Dataset rows describing interfaces:
BEGIN

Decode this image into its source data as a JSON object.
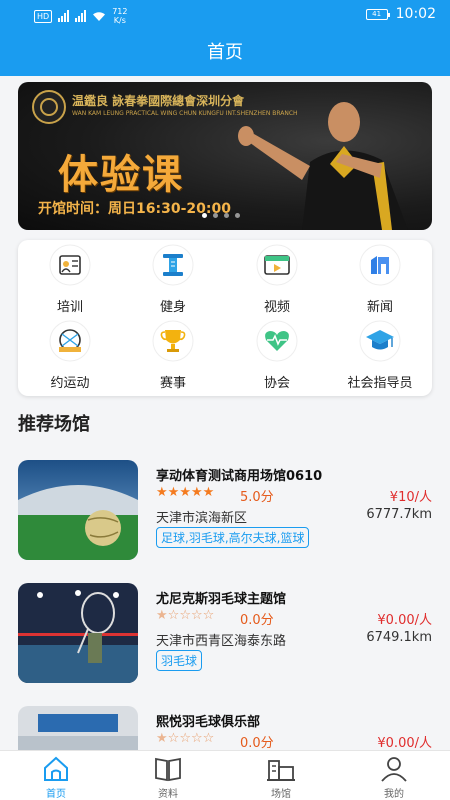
{
  "status_bar": {
    "hd": "HD",
    "net_speed_value": "712",
    "net_speed_unit": "K/s",
    "time": "10:02",
    "battery": "41"
  },
  "header": {
    "title": "首页"
  },
  "banner": {
    "brand_cn": "温鑑良 詠春拳國際總會深圳分會",
    "brand_en": "WAN KAM LEUNG PRACTICAL WING CHUN KUNGFU INT.SHENZHEN BRANCH",
    "headline": "体验课",
    "hours": "开馆时间：周日16:30-20:00"
  },
  "categories": [
    {
      "label": "培训",
      "icon": "training-icon"
    },
    {
      "label": "健身",
      "icon": "fitness-icon"
    },
    {
      "label": "视频",
      "icon": "video-icon"
    },
    {
      "label": "新闻",
      "icon": "news-icon"
    },
    {
      "label": "约运动",
      "icon": "appointment-icon"
    },
    {
      "label": "赛事",
      "icon": "trophy-icon"
    },
    {
      "label": "协会",
      "icon": "heart-icon"
    },
    {
      "label": "社会指导员",
      "icon": "graduation-cap-icon"
    }
  ],
  "section": {
    "title": "推荐场馆"
  },
  "venues": [
    {
      "name": "享动体育测试商用场馆0610",
      "rating": 5.0,
      "score": "5.0分",
      "price": "¥10/人",
      "address": "天津市滨海新区",
      "distance": "6777.7km",
      "tags": "足球,羽毛球,高尔夫球,篮球"
    },
    {
      "name": "尤尼克斯羽毛球主题馆",
      "rating": 0.0,
      "score": "0.0分",
      "price": "¥0.00/人",
      "address": "天津市西青区海泰东路",
      "distance": "6749.1km",
      "tags": "羽毛球"
    },
    {
      "name": "熙悦羽毛球俱乐部",
      "rating": 0.0,
      "score": "0.0分",
      "price": "¥0.00/人",
      "address": "",
      "distance": "",
      "tags": ""
    }
  ],
  "tabs": [
    {
      "label": "首页",
      "icon": "home-icon",
      "active": true
    },
    {
      "label": "资料",
      "icon": "book-icon",
      "active": false
    },
    {
      "label": "场馆",
      "icon": "venue-icon",
      "active": false
    },
    {
      "label": "我的",
      "icon": "user-icon",
      "active": false
    }
  ],
  "colors": {
    "primary": "#1a9cf0",
    "star": "#f47b20",
    "price": "#e02d2d",
    "banner_text": "#f4a93a"
  }
}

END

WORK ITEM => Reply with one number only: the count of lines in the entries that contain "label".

SOLUTION TO THE EXERCISE => 12